This collection of antislavery poetry, published in 1853 by a pseudonymous 'Daughter of Kentucky,' is probably attributable to Mattie Griffith Browne (1825?-1906). Digitized by the Antislavery Literature Project.

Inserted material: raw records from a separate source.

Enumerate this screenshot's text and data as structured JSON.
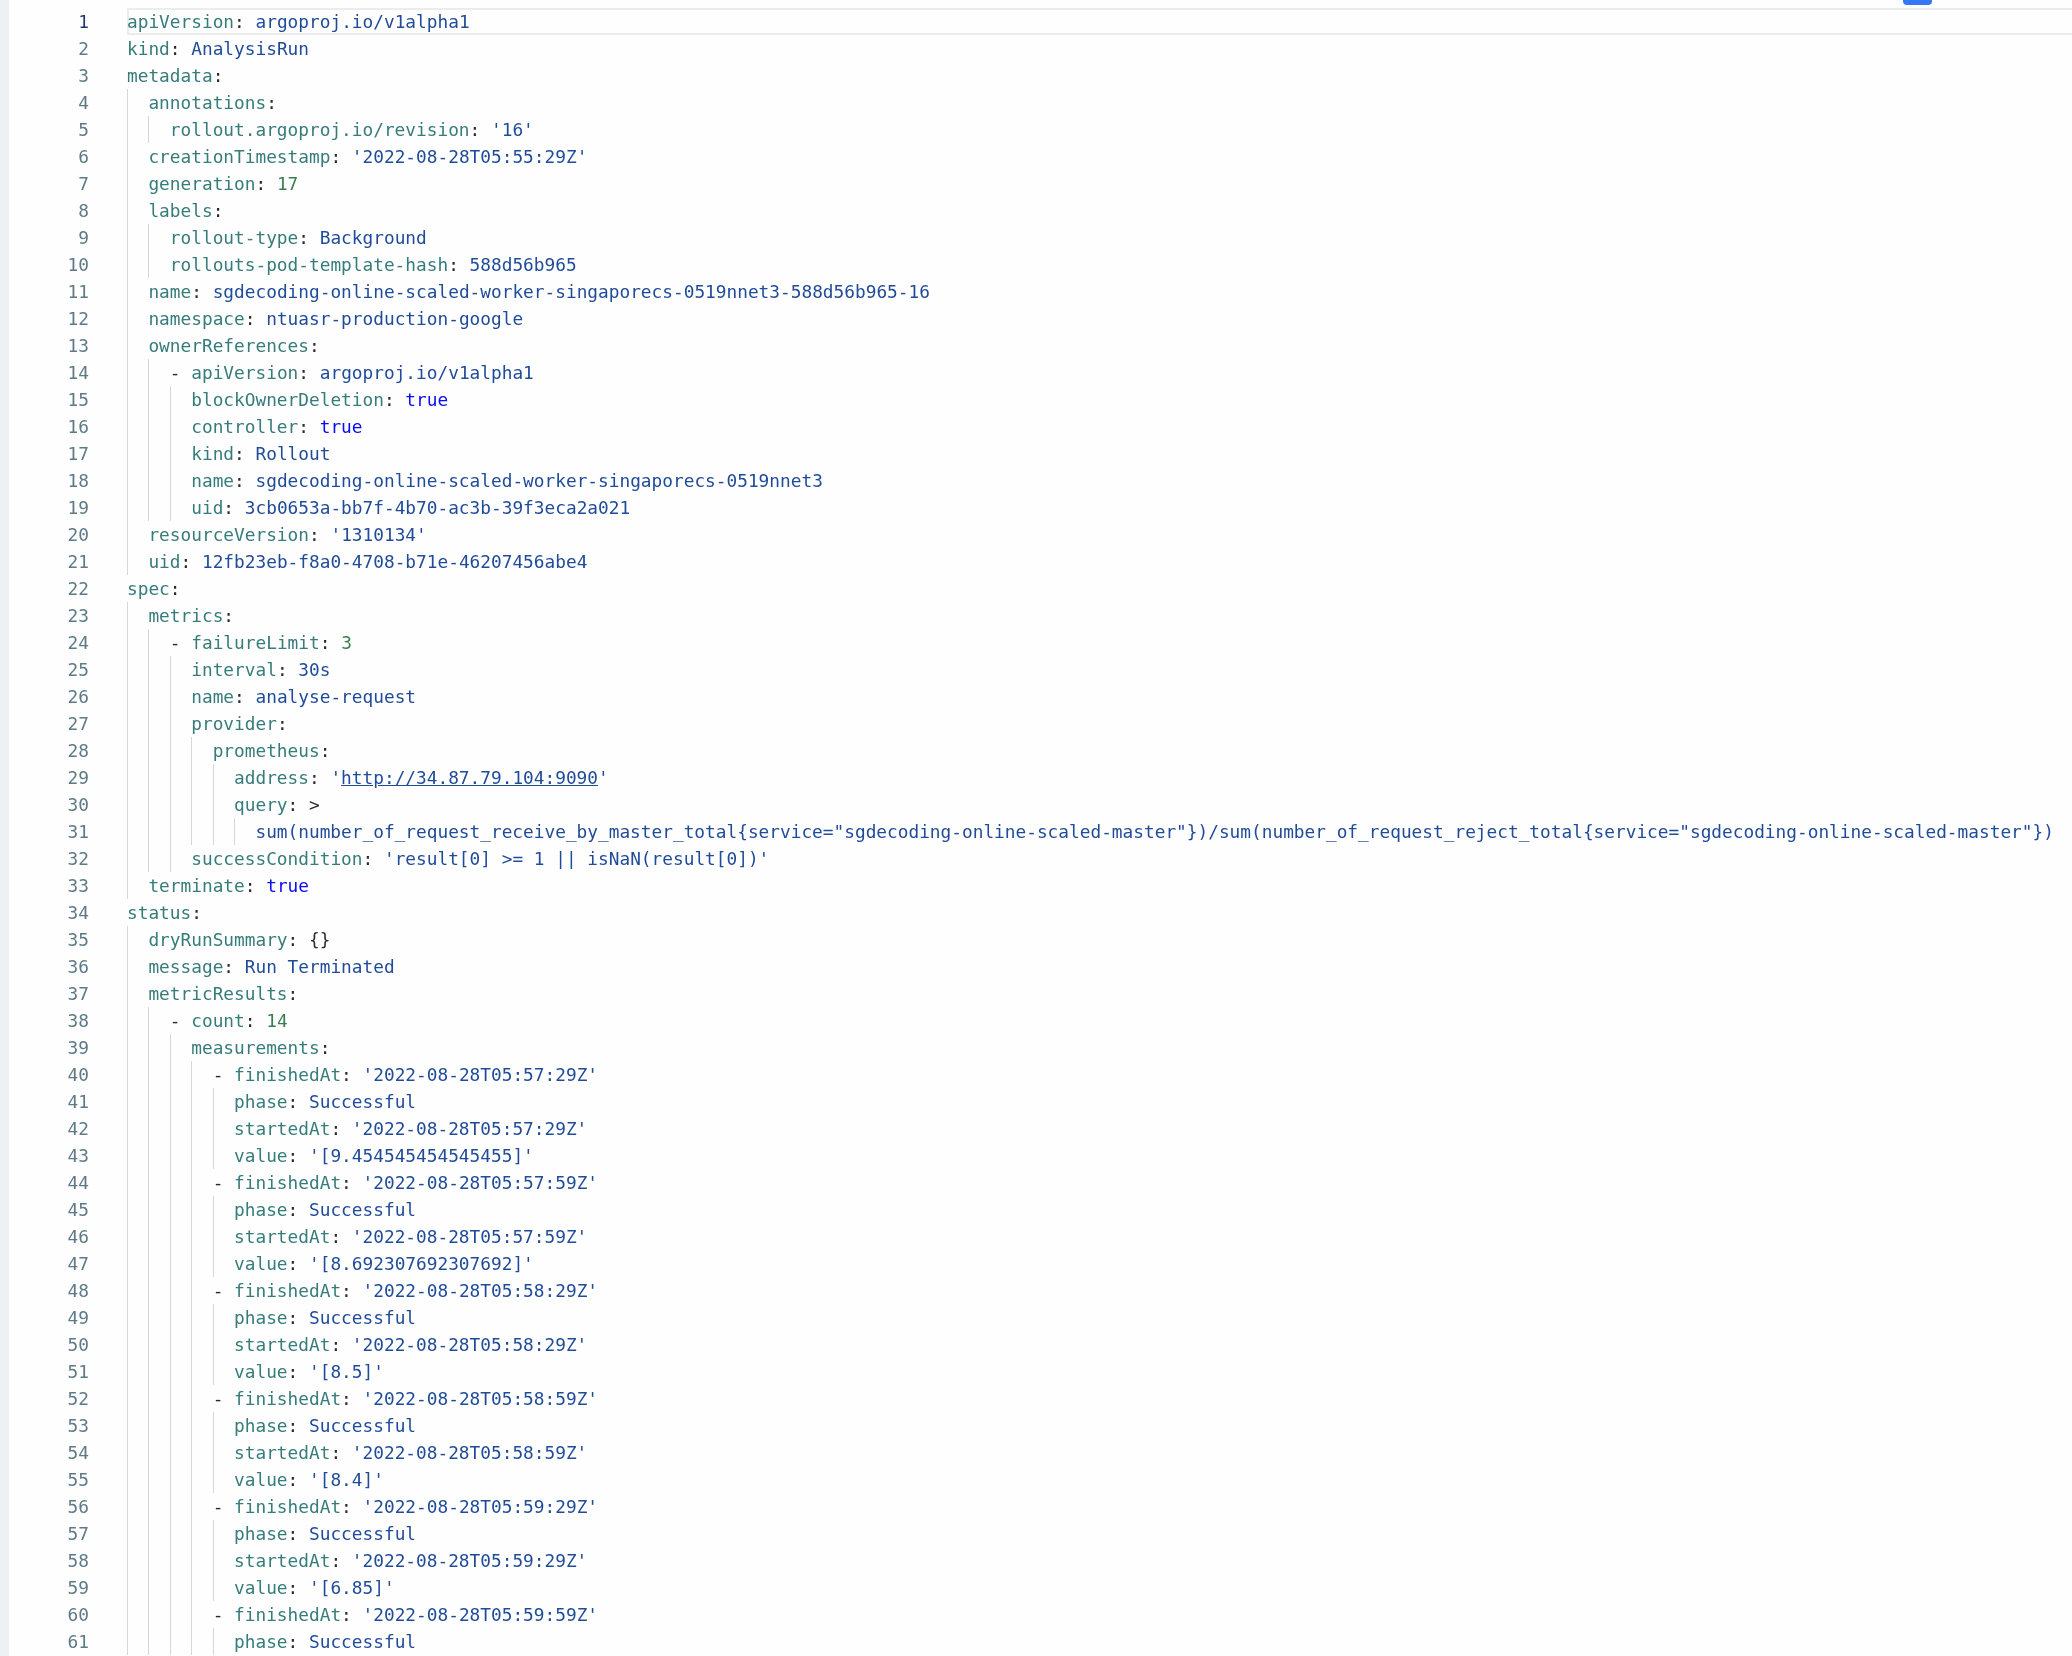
{
  "editor": {
    "lines": [
      {
        "number": "1",
        "selected": true,
        "tokens": [
          {
            "kind": "key",
            "text": "apiVersion"
          },
          {
            "kind": "punct",
            "text": ": "
          },
          {
            "kind": "string",
            "text": "argoproj.io/v1alpha1"
          }
        ]
      },
      {
        "number": "2",
        "selected": false,
        "tokens": [
          {
            "kind": "key",
            "text": "kind"
          },
          {
            "kind": "punct",
            "text": ": "
          },
          {
            "kind": "string",
            "text": "AnalysisRun"
          }
        ]
      },
      {
        "number": "3",
        "selected": false,
        "tokens": [
          {
            "kind": "key",
            "text": "metadata"
          },
          {
            "kind": "punct",
            "text": ":"
          }
        ]
      },
      {
        "number": "4",
        "selected": false,
        "tokens": [
          {
            "kind": "key",
            "text": "  annotations"
          },
          {
            "kind": "punct",
            "text": ":"
          }
        ]
      },
      {
        "number": "5",
        "selected": false,
        "tokens": [
          {
            "kind": "key",
            "text": "    rollout.argoproj.io/revision"
          },
          {
            "kind": "punct",
            "text": ": "
          },
          {
            "kind": "string",
            "text": "'16'"
          }
        ]
      },
      {
        "number": "6",
        "selected": false,
        "tokens": [
          {
            "kind": "key",
            "text": "  creationTimestamp"
          },
          {
            "kind": "punct",
            "text": ": "
          },
          {
            "kind": "string",
            "text": "'2022-08-28T05:55:29Z'"
          }
        ]
      },
      {
        "number": "7",
        "selected": false,
        "tokens": [
          {
            "kind": "key",
            "text": "  generation"
          },
          {
            "kind": "punct",
            "text": ": "
          },
          {
            "kind": "number",
            "text": "17"
          }
        ]
      },
      {
        "number": "8",
        "selected": false,
        "tokens": [
          {
            "kind": "key",
            "text": "  labels"
          },
          {
            "kind": "punct",
            "text": ":"
          }
        ]
      },
      {
        "number": "9",
        "selected": false,
        "tokens": [
          {
            "kind": "key",
            "text": "    rollout-type"
          },
          {
            "kind": "punct",
            "text": ": "
          },
          {
            "kind": "string",
            "text": "Background"
          }
        ]
      },
      {
        "number": "10",
        "selected": false,
        "tokens": [
          {
            "kind": "key",
            "text": "    rollouts-pod-template-hash"
          },
          {
            "kind": "punct",
            "text": ": "
          },
          {
            "kind": "string",
            "text": "588d56b965"
          }
        ]
      },
      {
        "number": "11",
        "selected": false,
        "tokens": [
          {
            "kind": "key",
            "text": "  name"
          },
          {
            "kind": "punct",
            "text": ": "
          },
          {
            "kind": "string",
            "text": "sgdecoding-online-scaled-worker-singaporecs-0519nnet3-588d56b965-16"
          }
        ]
      },
      {
        "number": "12",
        "selected": false,
        "tokens": [
          {
            "kind": "key",
            "text": "  namespace"
          },
          {
            "kind": "punct",
            "text": ": "
          },
          {
            "kind": "string",
            "text": "ntuasr-production-google"
          }
        ]
      },
      {
        "number": "13",
        "selected": false,
        "tokens": [
          {
            "kind": "key",
            "text": "  ownerReferences"
          },
          {
            "kind": "punct",
            "text": ":"
          }
        ]
      },
      {
        "number": "14",
        "selected": false,
        "tokens": [
          {
            "kind": "punct",
            "text": "    - "
          },
          {
            "kind": "key",
            "text": "apiVersion"
          },
          {
            "kind": "punct",
            "text": ": "
          },
          {
            "kind": "string",
            "text": "argoproj.io/v1alpha1"
          }
        ]
      },
      {
        "number": "15",
        "selected": false,
        "tokens": [
          {
            "kind": "key",
            "text": "      blockOwnerDeletion"
          },
          {
            "kind": "punct",
            "text": ": "
          },
          {
            "kind": "bool",
            "text": "true"
          }
        ]
      },
      {
        "number": "16",
        "selected": false,
        "tokens": [
          {
            "kind": "key",
            "text": "      controller"
          },
          {
            "kind": "punct",
            "text": ": "
          },
          {
            "kind": "bool",
            "text": "true"
          }
        ]
      },
      {
        "number": "17",
        "selected": false,
        "tokens": [
          {
            "kind": "key",
            "text": "      kind"
          },
          {
            "kind": "punct",
            "text": ": "
          },
          {
            "kind": "string",
            "text": "Rollout"
          }
        ]
      },
      {
        "number": "18",
        "selected": false,
        "tokens": [
          {
            "kind": "key",
            "text": "      name"
          },
          {
            "kind": "punct",
            "text": ": "
          },
          {
            "kind": "string",
            "text": "sgdecoding-online-scaled-worker-singaporecs-0519nnet3"
          }
        ]
      },
      {
        "number": "19",
        "selected": false,
        "tokens": [
          {
            "kind": "key",
            "text": "      uid"
          },
          {
            "kind": "punct",
            "text": ": "
          },
          {
            "kind": "string",
            "text": "3cb0653a-bb7f-4b70-ac3b-39f3eca2a021"
          }
        ]
      },
      {
        "number": "20",
        "selected": false,
        "tokens": [
          {
            "kind": "key",
            "text": "  resourceVersion"
          },
          {
            "kind": "punct",
            "text": ": "
          },
          {
            "kind": "string",
            "text": "'1310134'"
          }
        ]
      },
      {
        "number": "21",
        "selected": false,
        "tokens": [
          {
            "kind": "key",
            "text": "  uid"
          },
          {
            "kind": "punct",
            "text": ": "
          },
          {
            "kind": "string",
            "text": "12fb23eb-f8a0-4708-b71e-46207456abe4"
          }
        ]
      },
      {
        "number": "22",
        "selected": false,
        "tokens": [
          {
            "kind": "key",
            "text": "spec"
          },
          {
            "kind": "punct",
            "text": ":"
          }
        ]
      },
      {
        "number": "23",
        "selected": false,
        "tokens": [
          {
            "kind": "key",
            "text": "  metrics"
          },
          {
            "kind": "punct",
            "text": ":"
          }
        ]
      },
      {
        "number": "24",
        "selected": false,
        "tokens": [
          {
            "kind": "punct",
            "text": "    - "
          },
          {
            "kind": "key",
            "text": "failureLimit"
          },
          {
            "kind": "punct",
            "text": ": "
          },
          {
            "kind": "number",
            "text": "3"
          }
        ]
      },
      {
        "number": "25",
        "selected": false,
        "tokens": [
          {
            "kind": "key",
            "text": "      interval"
          },
          {
            "kind": "punct",
            "text": ": "
          },
          {
            "kind": "string",
            "text": "30s"
          }
        ]
      },
      {
        "number": "26",
        "selected": false,
        "tokens": [
          {
            "kind": "key",
            "text": "      name"
          },
          {
            "kind": "punct",
            "text": ": "
          },
          {
            "kind": "string",
            "text": "analyse-request"
          }
        ]
      },
      {
        "number": "27",
        "selected": false,
        "tokens": [
          {
            "kind": "key",
            "text": "      provider"
          },
          {
            "kind": "punct",
            "text": ":"
          }
        ]
      },
      {
        "number": "28",
        "selected": false,
        "tokens": [
          {
            "kind": "key",
            "text": "        prometheus"
          },
          {
            "kind": "punct",
            "text": ":"
          }
        ]
      },
      {
        "number": "29",
        "selected": false,
        "tokens": [
          {
            "kind": "key",
            "text": "          address"
          },
          {
            "kind": "punct",
            "text": ": "
          },
          {
            "kind": "string",
            "text": "'"
          },
          {
            "kind": "link",
            "text": "http://34.87.79.104:9090"
          },
          {
            "kind": "string",
            "text": "'"
          }
        ]
      },
      {
        "number": "30",
        "selected": false,
        "tokens": [
          {
            "kind": "key",
            "text": "          query"
          },
          {
            "kind": "punct",
            "text": ": >"
          }
        ]
      },
      {
        "number": "31",
        "selected": false,
        "tokens": [
          {
            "kind": "string",
            "text": "            sum(number_of_request_receive_by_master_total{service=\"sgdecoding-online-scaled-master\"})/sum(number_of_request_reject_total{service=\"sgdecoding-online-scaled-master\"})"
          }
        ]
      },
      {
        "number": "32",
        "selected": false,
        "tokens": [
          {
            "kind": "key",
            "text": "      successCondition"
          },
          {
            "kind": "punct",
            "text": ": "
          },
          {
            "kind": "string",
            "text": "'result[0] >= 1 || isNaN(result[0])'"
          }
        ]
      },
      {
        "number": "33",
        "selected": false,
        "tokens": [
          {
            "kind": "key",
            "text": "  terminate"
          },
          {
            "kind": "punct",
            "text": ": "
          },
          {
            "kind": "bool",
            "text": "true"
          }
        ]
      },
      {
        "number": "34",
        "selected": false,
        "tokens": [
          {
            "kind": "key",
            "text": "status"
          },
          {
            "kind": "punct",
            "text": ":"
          }
        ]
      },
      {
        "number": "35",
        "selected": false,
        "tokens": [
          {
            "kind": "key",
            "text": "  dryRunSummary"
          },
          {
            "kind": "punct",
            "text": ": {}"
          }
        ]
      },
      {
        "number": "36",
        "selected": false,
        "tokens": [
          {
            "kind": "key",
            "text": "  message"
          },
          {
            "kind": "punct",
            "text": ": "
          },
          {
            "kind": "string",
            "text": "Run Terminated"
          }
        ]
      },
      {
        "number": "37",
        "selected": false,
        "tokens": [
          {
            "kind": "key",
            "text": "  metricResults"
          },
          {
            "kind": "punct",
            "text": ":"
          }
        ]
      },
      {
        "number": "38",
        "selected": false,
        "tokens": [
          {
            "kind": "punct",
            "text": "    - "
          },
          {
            "kind": "key",
            "text": "count"
          },
          {
            "kind": "punct",
            "text": ": "
          },
          {
            "kind": "number",
            "text": "14"
          }
        ]
      },
      {
        "number": "39",
        "selected": false,
        "tokens": [
          {
            "kind": "key",
            "text": "      measurements"
          },
          {
            "kind": "punct",
            "text": ":"
          }
        ]
      },
      {
        "number": "40",
        "selected": false,
        "tokens": [
          {
            "kind": "punct",
            "text": "        - "
          },
          {
            "kind": "key",
            "text": "finishedAt"
          },
          {
            "kind": "punct",
            "text": ": "
          },
          {
            "kind": "string",
            "text": "'2022-08-28T05:57:29Z'"
          }
        ]
      },
      {
        "number": "41",
        "selected": false,
        "tokens": [
          {
            "kind": "key",
            "text": "          phase"
          },
          {
            "kind": "punct",
            "text": ": "
          },
          {
            "kind": "string",
            "text": "Successful"
          }
        ]
      },
      {
        "number": "42",
        "selected": false,
        "tokens": [
          {
            "kind": "key",
            "text": "          startedAt"
          },
          {
            "kind": "punct",
            "text": ": "
          },
          {
            "kind": "string",
            "text": "'2022-08-28T05:57:29Z'"
          }
        ]
      },
      {
        "number": "43",
        "selected": false,
        "tokens": [
          {
            "kind": "key",
            "text": "          value"
          },
          {
            "kind": "punct",
            "text": ": "
          },
          {
            "kind": "string",
            "text": "'[9.454545454545455]'"
          }
        ]
      },
      {
        "number": "44",
        "selected": false,
        "tokens": [
          {
            "kind": "punct",
            "text": "        - "
          },
          {
            "kind": "key",
            "text": "finishedAt"
          },
          {
            "kind": "punct",
            "text": ": "
          },
          {
            "kind": "string",
            "text": "'2022-08-28T05:57:59Z'"
          }
        ]
      },
      {
        "number": "45",
        "selected": false,
        "tokens": [
          {
            "kind": "key",
            "text": "          phase"
          },
          {
            "kind": "punct",
            "text": ": "
          },
          {
            "kind": "string",
            "text": "Successful"
          }
        ]
      },
      {
        "number": "46",
        "selected": false,
        "tokens": [
          {
            "kind": "key",
            "text": "          startedAt"
          },
          {
            "kind": "punct",
            "text": ": "
          },
          {
            "kind": "string",
            "text": "'2022-08-28T05:57:59Z'"
          }
        ]
      },
      {
        "number": "47",
        "selected": false,
        "tokens": [
          {
            "kind": "key",
            "text": "          value"
          },
          {
            "kind": "punct",
            "text": ": "
          },
          {
            "kind": "string",
            "text": "'[8.692307692307692]'"
          }
        ]
      },
      {
        "number": "48",
        "selected": false,
        "tokens": [
          {
            "kind": "punct",
            "text": "        - "
          },
          {
            "kind": "key",
            "text": "finishedAt"
          },
          {
            "kind": "punct",
            "text": ": "
          },
          {
            "kind": "string",
            "text": "'2022-08-28T05:58:29Z'"
          }
        ]
      },
      {
        "number": "49",
        "selected": false,
        "tokens": [
          {
            "kind": "key",
            "text": "          phase"
          },
          {
            "kind": "punct",
            "text": ": "
          },
          {
            "kind": "string",
            "text": "Successful"
          }
        ]
      },
      {
        "number": "50",
        "selected": false,
        "tokens": [
          {
            "kind": "key",
            "text": "          startedAt"
          },
          {
            "kind": "punct",
            "text": ": "
          },
          {
            "kind": "string",
            "text": "'2022-08-28T05:58:29Z'"
          }
        ]
      },
      {
        "number": "51",
        "selected": false,
        "tokens": [
          {
            "kind": "key",
            "text": "          value"
          },
          {
            "kind": "punct",
            "text": ": "
          },
          {
            "kind": "string",
            "text": "'[8.5]'"
          }
        ]
      },
      {
        "number": "52",
        "selected": false,
        "tokens": [
          {
            "kind": "punct",
            "text": "        - "
          },
          {
            "kind": "key",
            "text": "finishedAt"
          },
          {
            "kind": "punct",
            "text": ": "
          },
          {
            "kind": "string",
            "text": "'2022-08-28T05:58:59Z'"
          }
        ]
      },
      {
        "number": "53",
        "selected": false,
        "tokens": [
          {
            "kind": "key",
            "text": "          phase"
          },
          {
            "kind": "punct",
            "text": ": "
          },
          {
            "kind": "string",
            "text": "Successful"
          }
        ]
      },
      {
        "number": "54",
        "selected": false,
        "tokens": [
          {
            "kind": "key",
            "text": "          startedAt"
          },
          {
            "kind": "punct",
            "text": ": "
          },
          {
            "kind": "string",
            "text": "'2022-08-28T05:58:59Z'"
          }
        ]
      },
      {
        "number": "55",
        "selected": false,
        "tokens": [
          {
            "kind": "key",
            "text": "          value"
          },
          {
            "kind": "punct",
            "text": ": "
          },
          {
            "kind": "string",
            "text": "'[8.4]'"
          }
        ]
      },
      {
        "number": "56",
        "selected": false,
        "tokens": [
          {
            "kind": "punct",
            "text": "        - "
          },
          {
            "kind": "key",
            "text": "finishedAt"
          },
          {
            "kind": "punct",
            "text": ": "
          },
          {
            "kind": "string",
            "text": "'2022-08-28T05:59:29Z'"
          }
        ]
      },
      {
        "number": "57",
        "selected": false,
        "tokens": [
          {
            "kind": "key",
            "text": "          phase"
          },
          {
            "kind": "punct",
            "text": ": "
          },
          {
            "kind": "string",
            "text": "Successful"
          }
        ]
      },
      {
        "number": "58",
        "selected": false,
        "tokens": [
          {
            "kind": "key",
            "text": "          startedAt"
          },
          {
            "kind": "punct",
            "text": ": "
          },
          {
            "kind": "string",
            "text": "'2022-08-28T05:59:29Z'"
          }
        ]
      },
      {
        "number": "59",
        "selected": false,
        "tokens": [
          {
            "kind": "key",
            "text": "          value"
          },
          {
            "kind": "punct",
            "text": ": "
          },
          {
            "kind": "string",
            "text": "'[6.85]'"
          }
        ]
      },
      {
        "number": "60",
        "selected": false,
        "tokens": [
          {
            "kind": "punct",
            "text": "        - "
          },
          {
            "kind": "key",
            "text": "finishedAt"
          },
          {
            "kind": "punct",
            "text": ": "
          },
          {
            "kind": "string",
            "text": "'2022-08-28T05:59:59Z'"
          }
        ]
      },
      {
        "number": "61",
        "selected": false,
        "tokens": [
          {
            "kind": "key",
            "text": "          phase"
          },
          {
            "kind": "punct",
            "text": ": "
          },
          {
            "kind": "string",
            "text": "Successful"
          }
        ]
      }
    ]
  }
}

Sunlight upon the Landscape, and Other Poems appeared in 1853 under the pseudonym of ‘A Daughter of Kentucky.’ This nine-poem collection contains a mixture of antislavery poems and romantic nature poems nominally unrelated to slavery.   Attribution of authorship to Mattie Griffith might be made on the grounds of (a) heavy stylistic resemblance to her known poetry in Poems…Now First Collected; (b) topical concern with antislavery; and (c) the pseudonymous author’s self-identification with Kentucky. There were no other known women antislavery poets in Kentucky at this time.   
 
The title-poem, ‘Sunlight Upon the Landscape,’ responded to an 1853 bill introduced into the Ohio legislature that would have banned blacks and mulattos from residing in or purchasing real estate in that state. The author links her response to the bill to sentiment and to the emergence of a woman’s voice: “Thoughts long struggling for utterance, and the embodiment of sentiments inherited from a beloved and lamented mother, have been impelled into existence, by a bill introduced by Mr. Cushing, and now before the Legislature of Ohio.” 
 
The poem is an entrance into civic discourse, one that establishes a voice of moral suasion where an electoral voice and full citizenship are unavailable. Authority emerges not only from the moral project of the poem, but through the honor it delivers to a dead and much-mourned mother whose antislavery sentiments the poem echoes. Over the course of its 287 lines and 21 stanzas, the long poem formulates an argument concerning the moral landscape of slavery in Kentucky. Its purpose, according to the author, lay in cautioning readers against the corruption and violence inherent in this landscape: “If this little Poem (by casting the Sunlight of Truth over the moral landscape) should be a means of awakening some of her countrymen to the dangers surrounding them, the object of the Author will be answered.”
 
For further, see Jose Binongo and Joe Lockard, “Literary Scholarship, Statistical Analysis, and the ‘Daughter of Kentucky’ Antislavery Poetry Pseudonym” (forthcoming). Acknowledgements to Mark Stein (South Texas College of Law) and Paul Finkelman (University of Tulsa College of Law) for assistance.
 
- Joe Lockard